Queen Mary University of London, United Kingdom
Objectives: To explore current teaching methods and to assess the attitudes of dental students towards HIV.
Method: The teaching involved didactic teaching about HIV to increase knowledge and confidence in diagnosis and management of oral manifestations; to discuss and practice infection control procedures; to consider the issues faced by people living with HIV; to improve confidence in communicating with patients about this subject and to address the dental students' fears and anxieties about HIV. A short cross-sectional survey was also conducted to assess the attitudes of senior dental students toward HIV. Data was collected using an online self-administered questionnaire. Descriptive data analysis was conducted and used to present the data.
Results: The teaching model for HIV used different learning approaches involving didactic, reflective and participatory methods to address the knowledge, attitudinal and skills objectives. Students were taught the guidelines for good infection control, diagnosis and management of general and oral lesions Experiential problem-based work using role- play with actors, feedback and discussion was a key teaching tool. Students try out a variety of situations including raising the possibility of HIV infection, taking a relevant history, giving a diagnosis of Kaposi's sarcoma. Preliminary results show dental students perceive the course to be valuable and there was a general improvement in confidence in their knowledge and ability to communicate with HIV-positive patients

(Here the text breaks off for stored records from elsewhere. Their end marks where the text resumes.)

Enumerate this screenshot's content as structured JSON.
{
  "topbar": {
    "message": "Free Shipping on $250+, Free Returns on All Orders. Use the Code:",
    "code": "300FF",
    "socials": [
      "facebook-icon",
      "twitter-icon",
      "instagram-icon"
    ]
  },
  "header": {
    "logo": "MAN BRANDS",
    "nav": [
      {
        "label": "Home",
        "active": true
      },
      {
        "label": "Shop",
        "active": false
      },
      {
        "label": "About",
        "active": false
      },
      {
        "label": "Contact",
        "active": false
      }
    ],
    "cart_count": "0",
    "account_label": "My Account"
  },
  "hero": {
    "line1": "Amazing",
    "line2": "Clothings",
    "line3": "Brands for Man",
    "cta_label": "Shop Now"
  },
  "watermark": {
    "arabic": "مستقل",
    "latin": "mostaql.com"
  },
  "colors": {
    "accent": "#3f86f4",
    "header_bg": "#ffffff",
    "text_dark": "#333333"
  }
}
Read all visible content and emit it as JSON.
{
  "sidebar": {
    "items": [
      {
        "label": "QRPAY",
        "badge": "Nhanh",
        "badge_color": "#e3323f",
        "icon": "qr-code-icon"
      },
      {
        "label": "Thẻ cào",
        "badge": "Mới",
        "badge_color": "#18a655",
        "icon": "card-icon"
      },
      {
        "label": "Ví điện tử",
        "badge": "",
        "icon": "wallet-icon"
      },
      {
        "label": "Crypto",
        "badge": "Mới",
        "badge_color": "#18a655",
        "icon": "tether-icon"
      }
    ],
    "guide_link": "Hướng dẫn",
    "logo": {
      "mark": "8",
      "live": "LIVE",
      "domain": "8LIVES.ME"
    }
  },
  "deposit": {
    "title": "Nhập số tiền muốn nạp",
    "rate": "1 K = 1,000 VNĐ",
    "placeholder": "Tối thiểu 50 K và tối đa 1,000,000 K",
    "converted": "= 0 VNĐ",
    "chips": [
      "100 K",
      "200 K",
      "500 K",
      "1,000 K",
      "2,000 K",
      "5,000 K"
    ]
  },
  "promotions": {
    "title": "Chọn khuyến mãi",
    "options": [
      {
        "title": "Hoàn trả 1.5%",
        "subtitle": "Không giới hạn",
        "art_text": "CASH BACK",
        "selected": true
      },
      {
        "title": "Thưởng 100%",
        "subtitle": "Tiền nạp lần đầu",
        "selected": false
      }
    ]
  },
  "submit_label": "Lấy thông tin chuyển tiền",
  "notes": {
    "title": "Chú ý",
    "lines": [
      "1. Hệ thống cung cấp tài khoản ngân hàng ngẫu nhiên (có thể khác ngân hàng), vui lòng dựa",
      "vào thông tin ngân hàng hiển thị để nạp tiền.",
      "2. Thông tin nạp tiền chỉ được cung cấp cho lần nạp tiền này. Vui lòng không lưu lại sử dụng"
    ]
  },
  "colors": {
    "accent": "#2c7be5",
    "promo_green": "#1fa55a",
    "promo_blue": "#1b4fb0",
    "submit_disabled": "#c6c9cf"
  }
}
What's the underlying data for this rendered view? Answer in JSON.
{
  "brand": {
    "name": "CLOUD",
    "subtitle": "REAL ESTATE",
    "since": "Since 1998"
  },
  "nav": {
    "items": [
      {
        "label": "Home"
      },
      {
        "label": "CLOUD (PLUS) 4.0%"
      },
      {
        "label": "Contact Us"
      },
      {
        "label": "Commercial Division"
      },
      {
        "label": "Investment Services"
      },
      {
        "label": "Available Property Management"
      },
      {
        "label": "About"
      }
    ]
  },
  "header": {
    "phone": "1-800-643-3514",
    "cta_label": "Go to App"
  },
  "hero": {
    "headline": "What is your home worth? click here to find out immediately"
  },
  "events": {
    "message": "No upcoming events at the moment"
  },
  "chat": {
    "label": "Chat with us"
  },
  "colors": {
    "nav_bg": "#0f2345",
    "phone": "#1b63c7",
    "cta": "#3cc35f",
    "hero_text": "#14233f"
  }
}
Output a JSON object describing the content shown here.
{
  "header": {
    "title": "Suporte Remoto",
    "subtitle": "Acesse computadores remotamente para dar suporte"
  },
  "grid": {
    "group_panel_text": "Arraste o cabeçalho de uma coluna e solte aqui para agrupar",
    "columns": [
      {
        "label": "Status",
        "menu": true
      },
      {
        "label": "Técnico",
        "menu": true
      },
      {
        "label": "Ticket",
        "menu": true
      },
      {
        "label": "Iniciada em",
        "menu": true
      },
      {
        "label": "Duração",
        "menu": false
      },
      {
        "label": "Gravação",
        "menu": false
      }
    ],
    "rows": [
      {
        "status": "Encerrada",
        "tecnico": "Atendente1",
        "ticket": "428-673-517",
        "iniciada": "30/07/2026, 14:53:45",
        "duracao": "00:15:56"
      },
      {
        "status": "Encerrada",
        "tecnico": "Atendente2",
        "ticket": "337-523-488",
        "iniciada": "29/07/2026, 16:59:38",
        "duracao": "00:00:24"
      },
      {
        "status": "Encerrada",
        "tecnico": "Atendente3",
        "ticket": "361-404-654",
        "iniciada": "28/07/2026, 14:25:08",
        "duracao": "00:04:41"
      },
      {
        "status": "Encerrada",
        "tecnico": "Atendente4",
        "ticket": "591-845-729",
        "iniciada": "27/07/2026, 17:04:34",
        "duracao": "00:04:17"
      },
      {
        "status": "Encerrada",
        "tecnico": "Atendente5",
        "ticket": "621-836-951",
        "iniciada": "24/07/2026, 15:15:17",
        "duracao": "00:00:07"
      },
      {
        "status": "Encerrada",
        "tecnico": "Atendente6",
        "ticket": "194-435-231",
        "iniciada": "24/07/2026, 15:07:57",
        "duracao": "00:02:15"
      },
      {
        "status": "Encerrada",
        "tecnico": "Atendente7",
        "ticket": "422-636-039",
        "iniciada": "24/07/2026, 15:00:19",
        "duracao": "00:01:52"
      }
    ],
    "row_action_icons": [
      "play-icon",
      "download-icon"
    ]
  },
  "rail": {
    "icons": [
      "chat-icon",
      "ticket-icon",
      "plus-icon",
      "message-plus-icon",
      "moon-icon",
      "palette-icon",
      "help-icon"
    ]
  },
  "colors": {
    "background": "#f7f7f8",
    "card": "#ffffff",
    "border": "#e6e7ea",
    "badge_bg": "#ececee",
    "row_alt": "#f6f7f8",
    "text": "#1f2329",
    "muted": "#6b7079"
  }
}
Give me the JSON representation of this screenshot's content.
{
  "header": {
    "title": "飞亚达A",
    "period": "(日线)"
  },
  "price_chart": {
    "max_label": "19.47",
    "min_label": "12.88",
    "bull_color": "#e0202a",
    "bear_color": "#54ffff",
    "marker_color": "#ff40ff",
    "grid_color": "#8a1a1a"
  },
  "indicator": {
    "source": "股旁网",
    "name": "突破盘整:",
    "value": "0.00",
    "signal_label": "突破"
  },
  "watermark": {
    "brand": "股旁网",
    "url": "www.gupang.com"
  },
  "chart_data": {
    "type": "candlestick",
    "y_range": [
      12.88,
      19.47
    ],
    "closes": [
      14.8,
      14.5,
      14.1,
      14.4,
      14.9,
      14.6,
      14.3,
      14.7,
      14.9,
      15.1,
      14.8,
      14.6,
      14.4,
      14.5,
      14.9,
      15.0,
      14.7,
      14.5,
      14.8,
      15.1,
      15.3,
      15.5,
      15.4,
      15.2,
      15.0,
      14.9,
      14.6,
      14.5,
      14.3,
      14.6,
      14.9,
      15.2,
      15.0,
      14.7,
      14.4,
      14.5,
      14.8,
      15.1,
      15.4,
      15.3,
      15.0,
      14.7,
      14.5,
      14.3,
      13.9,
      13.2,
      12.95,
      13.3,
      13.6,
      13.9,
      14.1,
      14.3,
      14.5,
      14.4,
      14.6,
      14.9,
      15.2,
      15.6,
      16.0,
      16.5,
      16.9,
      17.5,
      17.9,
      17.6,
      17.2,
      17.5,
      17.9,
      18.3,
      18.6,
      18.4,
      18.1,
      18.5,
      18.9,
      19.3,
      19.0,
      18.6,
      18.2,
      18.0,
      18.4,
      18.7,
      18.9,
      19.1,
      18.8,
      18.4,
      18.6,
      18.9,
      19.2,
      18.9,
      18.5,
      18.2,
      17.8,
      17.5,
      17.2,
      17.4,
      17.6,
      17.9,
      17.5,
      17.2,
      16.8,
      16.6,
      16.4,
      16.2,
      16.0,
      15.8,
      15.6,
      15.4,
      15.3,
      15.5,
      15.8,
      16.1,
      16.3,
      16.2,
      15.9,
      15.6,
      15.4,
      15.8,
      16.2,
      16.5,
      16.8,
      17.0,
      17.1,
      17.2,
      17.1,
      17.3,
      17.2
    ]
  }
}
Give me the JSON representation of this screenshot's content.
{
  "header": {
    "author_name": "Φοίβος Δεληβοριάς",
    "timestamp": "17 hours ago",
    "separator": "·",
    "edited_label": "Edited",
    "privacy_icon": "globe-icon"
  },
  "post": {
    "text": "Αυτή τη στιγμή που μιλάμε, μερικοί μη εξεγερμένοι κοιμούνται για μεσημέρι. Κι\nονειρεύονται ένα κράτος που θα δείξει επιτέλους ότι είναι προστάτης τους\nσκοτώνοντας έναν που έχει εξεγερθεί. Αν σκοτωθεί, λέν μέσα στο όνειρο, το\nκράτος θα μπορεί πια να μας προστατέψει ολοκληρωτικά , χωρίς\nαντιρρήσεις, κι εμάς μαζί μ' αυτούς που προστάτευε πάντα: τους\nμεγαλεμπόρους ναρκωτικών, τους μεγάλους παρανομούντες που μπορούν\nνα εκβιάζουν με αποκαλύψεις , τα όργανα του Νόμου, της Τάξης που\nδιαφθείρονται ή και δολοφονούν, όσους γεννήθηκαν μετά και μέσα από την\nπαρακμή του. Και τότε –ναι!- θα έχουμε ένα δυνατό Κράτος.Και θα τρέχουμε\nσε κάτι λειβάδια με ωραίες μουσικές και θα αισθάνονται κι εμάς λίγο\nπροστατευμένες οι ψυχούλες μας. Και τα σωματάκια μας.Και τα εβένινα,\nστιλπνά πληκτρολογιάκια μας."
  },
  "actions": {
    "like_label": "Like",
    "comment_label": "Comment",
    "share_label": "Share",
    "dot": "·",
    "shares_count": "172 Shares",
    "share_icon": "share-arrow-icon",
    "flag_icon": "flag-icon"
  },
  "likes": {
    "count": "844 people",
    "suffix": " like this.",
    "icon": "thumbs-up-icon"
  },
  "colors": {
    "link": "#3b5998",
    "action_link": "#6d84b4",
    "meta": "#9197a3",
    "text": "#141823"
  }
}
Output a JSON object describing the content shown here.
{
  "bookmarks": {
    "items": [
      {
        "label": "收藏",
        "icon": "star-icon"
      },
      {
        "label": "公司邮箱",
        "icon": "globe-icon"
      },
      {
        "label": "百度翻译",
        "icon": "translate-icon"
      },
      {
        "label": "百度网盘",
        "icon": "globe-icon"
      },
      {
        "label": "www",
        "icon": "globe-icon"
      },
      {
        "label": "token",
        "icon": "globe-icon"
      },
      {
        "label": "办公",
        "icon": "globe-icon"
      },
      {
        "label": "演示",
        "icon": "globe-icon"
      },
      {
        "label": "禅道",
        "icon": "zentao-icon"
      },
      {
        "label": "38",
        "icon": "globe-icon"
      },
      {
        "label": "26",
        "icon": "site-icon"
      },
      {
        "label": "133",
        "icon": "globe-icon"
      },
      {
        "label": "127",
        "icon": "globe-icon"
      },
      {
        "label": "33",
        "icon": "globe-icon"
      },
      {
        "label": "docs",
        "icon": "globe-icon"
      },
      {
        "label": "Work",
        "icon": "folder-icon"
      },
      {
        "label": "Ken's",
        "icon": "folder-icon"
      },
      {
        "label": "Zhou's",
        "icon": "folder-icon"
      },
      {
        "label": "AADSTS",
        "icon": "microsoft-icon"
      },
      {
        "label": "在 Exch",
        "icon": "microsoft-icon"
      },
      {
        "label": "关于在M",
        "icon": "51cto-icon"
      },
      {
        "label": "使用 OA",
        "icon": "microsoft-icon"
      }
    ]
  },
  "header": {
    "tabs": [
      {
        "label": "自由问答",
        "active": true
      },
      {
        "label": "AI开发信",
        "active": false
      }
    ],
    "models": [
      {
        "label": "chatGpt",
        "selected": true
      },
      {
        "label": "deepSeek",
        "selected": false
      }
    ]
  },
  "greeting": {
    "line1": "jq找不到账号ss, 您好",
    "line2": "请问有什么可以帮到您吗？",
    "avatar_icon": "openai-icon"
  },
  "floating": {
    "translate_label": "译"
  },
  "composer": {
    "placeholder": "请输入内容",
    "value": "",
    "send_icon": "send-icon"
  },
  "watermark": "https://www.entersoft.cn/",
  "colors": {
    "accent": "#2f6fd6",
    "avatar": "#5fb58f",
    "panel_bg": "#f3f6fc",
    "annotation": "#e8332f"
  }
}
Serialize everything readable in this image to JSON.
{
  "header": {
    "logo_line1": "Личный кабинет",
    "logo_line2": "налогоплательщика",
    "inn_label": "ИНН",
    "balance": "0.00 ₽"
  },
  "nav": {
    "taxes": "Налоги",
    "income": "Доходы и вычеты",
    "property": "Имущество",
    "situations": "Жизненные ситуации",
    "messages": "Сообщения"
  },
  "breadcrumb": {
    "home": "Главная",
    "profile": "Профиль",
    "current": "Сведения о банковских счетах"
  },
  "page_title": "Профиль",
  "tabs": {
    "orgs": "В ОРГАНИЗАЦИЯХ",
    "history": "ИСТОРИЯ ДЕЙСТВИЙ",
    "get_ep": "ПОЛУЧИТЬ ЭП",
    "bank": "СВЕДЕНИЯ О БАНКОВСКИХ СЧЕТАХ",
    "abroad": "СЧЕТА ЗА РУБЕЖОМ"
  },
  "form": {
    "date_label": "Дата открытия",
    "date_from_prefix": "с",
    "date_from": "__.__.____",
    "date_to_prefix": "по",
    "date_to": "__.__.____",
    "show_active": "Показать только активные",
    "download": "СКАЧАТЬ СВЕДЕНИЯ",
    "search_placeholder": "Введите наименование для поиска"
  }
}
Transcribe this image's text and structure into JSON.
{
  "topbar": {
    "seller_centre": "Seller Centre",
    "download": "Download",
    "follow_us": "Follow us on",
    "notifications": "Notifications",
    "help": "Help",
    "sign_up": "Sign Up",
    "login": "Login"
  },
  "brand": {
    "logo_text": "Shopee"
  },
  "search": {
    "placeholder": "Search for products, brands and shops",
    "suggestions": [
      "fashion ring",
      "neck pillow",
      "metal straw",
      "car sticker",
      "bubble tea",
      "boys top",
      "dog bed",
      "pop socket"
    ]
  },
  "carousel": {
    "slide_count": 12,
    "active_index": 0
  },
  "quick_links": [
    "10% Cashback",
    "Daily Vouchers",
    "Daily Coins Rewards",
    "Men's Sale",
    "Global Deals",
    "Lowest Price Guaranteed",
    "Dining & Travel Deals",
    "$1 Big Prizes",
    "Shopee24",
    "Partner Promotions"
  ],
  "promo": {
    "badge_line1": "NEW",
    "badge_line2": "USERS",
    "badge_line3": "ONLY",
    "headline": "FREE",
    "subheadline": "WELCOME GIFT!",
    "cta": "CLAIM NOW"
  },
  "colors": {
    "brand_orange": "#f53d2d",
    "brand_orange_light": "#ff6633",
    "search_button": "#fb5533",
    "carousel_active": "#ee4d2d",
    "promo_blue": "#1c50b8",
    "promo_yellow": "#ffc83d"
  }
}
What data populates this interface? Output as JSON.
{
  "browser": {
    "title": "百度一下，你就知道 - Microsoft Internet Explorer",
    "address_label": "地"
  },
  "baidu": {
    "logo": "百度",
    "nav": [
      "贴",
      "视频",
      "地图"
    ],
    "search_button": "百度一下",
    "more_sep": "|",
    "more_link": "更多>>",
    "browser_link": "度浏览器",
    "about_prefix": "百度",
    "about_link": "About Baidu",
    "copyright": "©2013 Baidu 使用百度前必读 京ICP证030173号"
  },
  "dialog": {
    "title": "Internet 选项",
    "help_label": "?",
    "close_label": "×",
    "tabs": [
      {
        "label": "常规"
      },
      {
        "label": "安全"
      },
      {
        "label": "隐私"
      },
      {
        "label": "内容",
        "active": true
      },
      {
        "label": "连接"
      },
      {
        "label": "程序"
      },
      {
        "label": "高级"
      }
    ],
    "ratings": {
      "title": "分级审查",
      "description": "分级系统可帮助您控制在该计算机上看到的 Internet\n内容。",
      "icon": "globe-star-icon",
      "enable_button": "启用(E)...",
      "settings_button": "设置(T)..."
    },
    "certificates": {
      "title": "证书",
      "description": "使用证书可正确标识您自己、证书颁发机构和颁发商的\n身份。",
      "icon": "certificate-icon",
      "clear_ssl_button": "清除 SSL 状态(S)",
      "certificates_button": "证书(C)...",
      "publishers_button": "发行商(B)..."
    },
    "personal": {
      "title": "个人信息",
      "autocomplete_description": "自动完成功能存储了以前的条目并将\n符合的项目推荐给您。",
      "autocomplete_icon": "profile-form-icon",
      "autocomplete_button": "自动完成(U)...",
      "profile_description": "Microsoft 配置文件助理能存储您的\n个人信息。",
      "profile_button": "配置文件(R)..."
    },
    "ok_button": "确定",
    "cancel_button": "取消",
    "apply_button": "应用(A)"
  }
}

Conclusions: This evaluation suggests the course format and content are appropriate to provide education and training for dental students and supports the value of teaching HIV to undergraduate students.